WORK TO BE COMPLETED
Records appear below. Give all of them again, exactly.

MATERIALS PROVIDED
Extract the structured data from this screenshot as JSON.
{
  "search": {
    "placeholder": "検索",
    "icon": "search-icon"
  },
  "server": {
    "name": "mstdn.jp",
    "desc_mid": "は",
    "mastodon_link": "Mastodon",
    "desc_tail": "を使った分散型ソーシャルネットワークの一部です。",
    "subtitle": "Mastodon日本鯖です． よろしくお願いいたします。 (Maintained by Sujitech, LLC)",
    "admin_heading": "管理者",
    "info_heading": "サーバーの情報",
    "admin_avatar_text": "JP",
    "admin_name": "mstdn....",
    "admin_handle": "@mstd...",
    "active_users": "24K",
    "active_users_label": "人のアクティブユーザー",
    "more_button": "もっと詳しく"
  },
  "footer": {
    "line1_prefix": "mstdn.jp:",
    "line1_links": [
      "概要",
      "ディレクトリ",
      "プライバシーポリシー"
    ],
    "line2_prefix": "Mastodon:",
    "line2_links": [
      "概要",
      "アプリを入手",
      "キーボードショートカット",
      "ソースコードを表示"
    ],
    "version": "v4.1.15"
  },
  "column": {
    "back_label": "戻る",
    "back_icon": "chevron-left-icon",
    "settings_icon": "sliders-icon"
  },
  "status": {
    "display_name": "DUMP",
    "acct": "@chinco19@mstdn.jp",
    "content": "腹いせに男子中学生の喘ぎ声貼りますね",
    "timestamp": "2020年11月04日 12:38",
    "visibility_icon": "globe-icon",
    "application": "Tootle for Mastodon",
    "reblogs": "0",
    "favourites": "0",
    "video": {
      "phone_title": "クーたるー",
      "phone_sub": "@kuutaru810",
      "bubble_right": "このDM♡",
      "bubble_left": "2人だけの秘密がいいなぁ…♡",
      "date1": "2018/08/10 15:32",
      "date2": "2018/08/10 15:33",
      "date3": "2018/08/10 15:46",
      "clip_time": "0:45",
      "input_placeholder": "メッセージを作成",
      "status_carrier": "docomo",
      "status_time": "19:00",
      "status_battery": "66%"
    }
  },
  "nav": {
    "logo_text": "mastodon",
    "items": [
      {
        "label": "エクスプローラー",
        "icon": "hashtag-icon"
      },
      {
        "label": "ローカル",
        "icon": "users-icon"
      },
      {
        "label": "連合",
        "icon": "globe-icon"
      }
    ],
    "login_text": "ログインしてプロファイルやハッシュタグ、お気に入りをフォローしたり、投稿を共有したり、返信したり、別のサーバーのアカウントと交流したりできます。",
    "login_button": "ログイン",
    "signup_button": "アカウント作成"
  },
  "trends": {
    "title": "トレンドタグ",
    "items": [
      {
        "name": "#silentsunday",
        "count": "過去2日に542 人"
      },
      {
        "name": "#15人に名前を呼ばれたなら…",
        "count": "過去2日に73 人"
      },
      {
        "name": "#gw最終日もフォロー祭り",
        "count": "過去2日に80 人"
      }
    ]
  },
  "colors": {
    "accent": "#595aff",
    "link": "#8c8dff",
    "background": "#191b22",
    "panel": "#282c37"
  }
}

FINISHED TASK
Extract the structured data from this screenshot as JSON.
{
  "search": {
    "placeholder": "検索",
    "icon": "search-icon"
  },
  "server": {
    "name": "mstdn.jp",
    "desc_mid": "は",
    "mastodon_link": "Mastodon",
    "desc_tail": "を使った分散型ソーシャルネットワークの一部です。",
    "subtitle": "Mastodon日本鯖です． よろしくお願いいたします。 (Maintained by Sujitech, LLC)",
    "admin_heading": "管理者",
    "info_heading": "サーバーの情報",
    "admin_avatar_text": "JP",
    "admin_name": "mstdn....",
    "admin_handle": "@mstd...",
    "active_users": "24K",
    "active_users_label": "人のアクティブユーザー",
    "more_button": "もっと詳しく"
  },
  "footer": {
    "line1_prefix": "mstdn.jp:",
    "line1_links": [
      "概要",
      "ディレクトリ",
      "プライバシーポリシー"
    ],
    "line2_prefix": "Mastodon:",
    "line2_links": [
      "概要",
      "アプリを入手",
      "キーボードショートカット",
      "ソースコードを表示"
    ],
    "version": "v4.1.15"
  },
  "column": {
    "back_label": "戻る",
    "back_icon": "chevron-left-icon",
    "settings_icon": "sliders-icon"
  },
  "status": {
    "display_name": "DUMP",
    "acct": "@chinco19@mstdn.jp",
    "content": "腹いせに男子中学生の喘ぎ声貼りますね",
    "timestamp": "2020年11月04日 12:38",
    "visibility_icon": "globe-icon",
    "application": "Tootle for Mastodon",
    "reblogs": "0",
    "favourites": "0",
    "video": {
      "phone_title": "クーたるー",
      "phone_sub": "@kuutaru810",
      "bubble_right": "このDM♡",
      "bubble_left": "2人だけの秘密がいいなぁ…♡",
      "date1": "2018/08/10 15:32",
      "date2": "2018/08/10 15:33",
      "date3": "2018/08/10 15:46",
      "clip_time": "0:45",
      "input_placeholder": "メッセージを作成",
      "status_carrier": "docomo",
      "status_time": "19:00",
      "status_battery": "66%"
    }
  },
  "nav": {
    "logo_text": "mastodon",
    "items": [
      {
        "label": "エクスプローラー",
        "icon": "hashtag-icon"
      },
      {
        "label": "ローカル",
        "icon": "users-icon"
      },
      {
        "label": "連合",
        "icon": "globe-icon"
      }
    ],
    "login_text": "ログインしてプロファイルやハッシュタグ、お気に入りをフォローしたり、投稿を共有したり、返信したり、別のサーバーのアカウントと交流したりできます。",
    "login_button": "ログイン",
    "signup_button": "アカウント作成"
  },
  "trends": {
    "title": "トレンドタグ",
    "items": [
      {
        "name": "#silentsunday",
        "count": "過去2日に542 人"
      },
      {
        "name": "#15人に名前を呼ばれたなら…",
        "count": "過去2日に73 人"
      },
      {
        "name": "#gw最終日もフォロー祭り",
        "count": "過去2日に80 人"
      }
    ]
  },
  "colors": {
    "accent": "#595aff",
    "link": "#8c8dff",
    "background": "#191b22",
    "panel": "#282c37"
  }
}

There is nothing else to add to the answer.